Let’s compare VPN and SSH in terms of anonymity

 

Goals

 

VPN and SSH were originally designed for different purposes, which explains their pros and cons.

 

VPN is intended to provide secure remote access to an enterprise network’s resources. As soon as a computer is connected to a VPN server, it becomes a part of the “local” network and can, therefore, use all of its services, including shared resources, local VoIP service, NetBIOS and UDP broadcast queries, common VPN policies, etc. The traffic emanating from the whole operating system and applications is sent over VPN in most cases.


SSH was originally meant to secure remote device management. The SSH connection is a connection established with a specific device rather than with a network. SSH gurus can do a lot of cool things with it, though.

 

Security

 

The VPN and SSH protocols are quite secure, except perhaps some PPTP (Point-to-Point Tunneling Protocol) use cases. Most of the possible attacks boil down to man-in-the-middle (MITM) and replacing keys or certificates, although that’s primarily an authentication and user prudence issue.

 

Usability

 

Usability is a somewhat vague and variable thing that depends on your objectives and skills. It’s easy to connect to a VPN server, but configuring it might be a challenge for inexperienced users. An SSH server is easier to customize, but some people might find it tedious to configure the SSH tunnel for every application manually.

 

Connection speed

 

The speed depends on the specific implementation and the protocols being used. Based on my experience, here are the approximate numbers for SSH and OpenVPN:

 

  • Network – 96.5 Mbps

 

  • Network/SSH – 94.2 Mbps

 

  • Network/VPN – 32.4 Mbps

 

In summary, it’s worth mentioning that VPN servers are more popular than SSH ones. There are plenty of commercial VPN service providers out there to choose from. Meanwhile, numerous SSH tunnels are also successfully sold on dedicated forums. It’s up to you which one to leverage on your server.

 

Tip of the day

 

You might run into a situation where the VPN connection is interrupted for whatever reason.

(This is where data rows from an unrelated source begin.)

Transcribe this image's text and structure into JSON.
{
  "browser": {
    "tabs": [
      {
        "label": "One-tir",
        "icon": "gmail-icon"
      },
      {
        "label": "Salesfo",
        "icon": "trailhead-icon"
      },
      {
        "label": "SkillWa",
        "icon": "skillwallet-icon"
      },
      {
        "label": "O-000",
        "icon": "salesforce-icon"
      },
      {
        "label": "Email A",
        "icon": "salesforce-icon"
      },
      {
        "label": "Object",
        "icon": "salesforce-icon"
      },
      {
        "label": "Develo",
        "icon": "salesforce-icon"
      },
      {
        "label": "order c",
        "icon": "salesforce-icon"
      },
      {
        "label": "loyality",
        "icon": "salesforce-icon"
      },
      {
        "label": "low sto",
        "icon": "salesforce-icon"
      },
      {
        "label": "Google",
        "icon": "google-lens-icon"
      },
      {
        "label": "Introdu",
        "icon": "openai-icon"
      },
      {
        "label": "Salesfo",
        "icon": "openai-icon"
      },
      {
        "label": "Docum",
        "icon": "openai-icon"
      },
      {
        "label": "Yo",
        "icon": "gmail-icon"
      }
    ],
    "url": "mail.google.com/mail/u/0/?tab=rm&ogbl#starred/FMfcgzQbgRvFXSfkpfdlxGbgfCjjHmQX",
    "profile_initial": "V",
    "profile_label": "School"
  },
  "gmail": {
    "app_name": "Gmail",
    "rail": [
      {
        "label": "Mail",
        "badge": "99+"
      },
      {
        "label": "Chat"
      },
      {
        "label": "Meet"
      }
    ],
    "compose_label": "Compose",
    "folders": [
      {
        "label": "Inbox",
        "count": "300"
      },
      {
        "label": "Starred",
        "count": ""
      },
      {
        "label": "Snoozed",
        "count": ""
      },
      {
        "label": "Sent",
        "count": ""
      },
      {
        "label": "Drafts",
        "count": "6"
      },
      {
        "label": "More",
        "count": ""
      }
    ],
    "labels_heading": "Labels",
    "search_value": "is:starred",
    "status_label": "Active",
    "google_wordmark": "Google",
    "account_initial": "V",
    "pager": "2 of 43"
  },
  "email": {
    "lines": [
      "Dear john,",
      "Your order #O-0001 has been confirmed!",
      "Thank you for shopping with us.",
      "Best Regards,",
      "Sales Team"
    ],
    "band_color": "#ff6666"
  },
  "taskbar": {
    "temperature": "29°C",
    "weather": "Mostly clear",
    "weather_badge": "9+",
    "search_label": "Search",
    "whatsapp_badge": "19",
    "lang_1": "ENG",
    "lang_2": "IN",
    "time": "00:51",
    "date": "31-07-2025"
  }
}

Whereas all network interaction will discontinue if you use a proxy server, in the case of VPN the traffic will still be transmitted in an insecure form.

 

Commercial VPN providers equip their products with kill switches.

 

If the custom setup is available, the most reliable option is to use a routing table, where only the VPN server’s gateway is defined as the main one by default. Doing it is a no-brainer:

 

  • Remove default routes if any.

 

  • Allow access to the VPN server’s address only.

 

  • Add a route with the VPN server as the default gateway.

 

One more workaround is to enter an inexistent DNS server (for example, 127.0.0.1) in the properties of open Internet connection. In this case, web surfing and suchlike activities become impossible without connecting to the VPN server.

 

There are also special tools, such as VPN Watcher, that check VPN connection status for predefined applications several times a second and suspend their work if the VPN connection drops.

 

Configuring the firewall is yet another method to stay safe when a VPN connection is suddenly terminated. The native Windows firewall can do the trick, too.

 

You can also delimit two types of Internet sessions – secured and unsecured. Just add the session leader to cgroups, from which a non-VPN interface is simply inaccessible. In this case, the data will only be transmitted over this interface.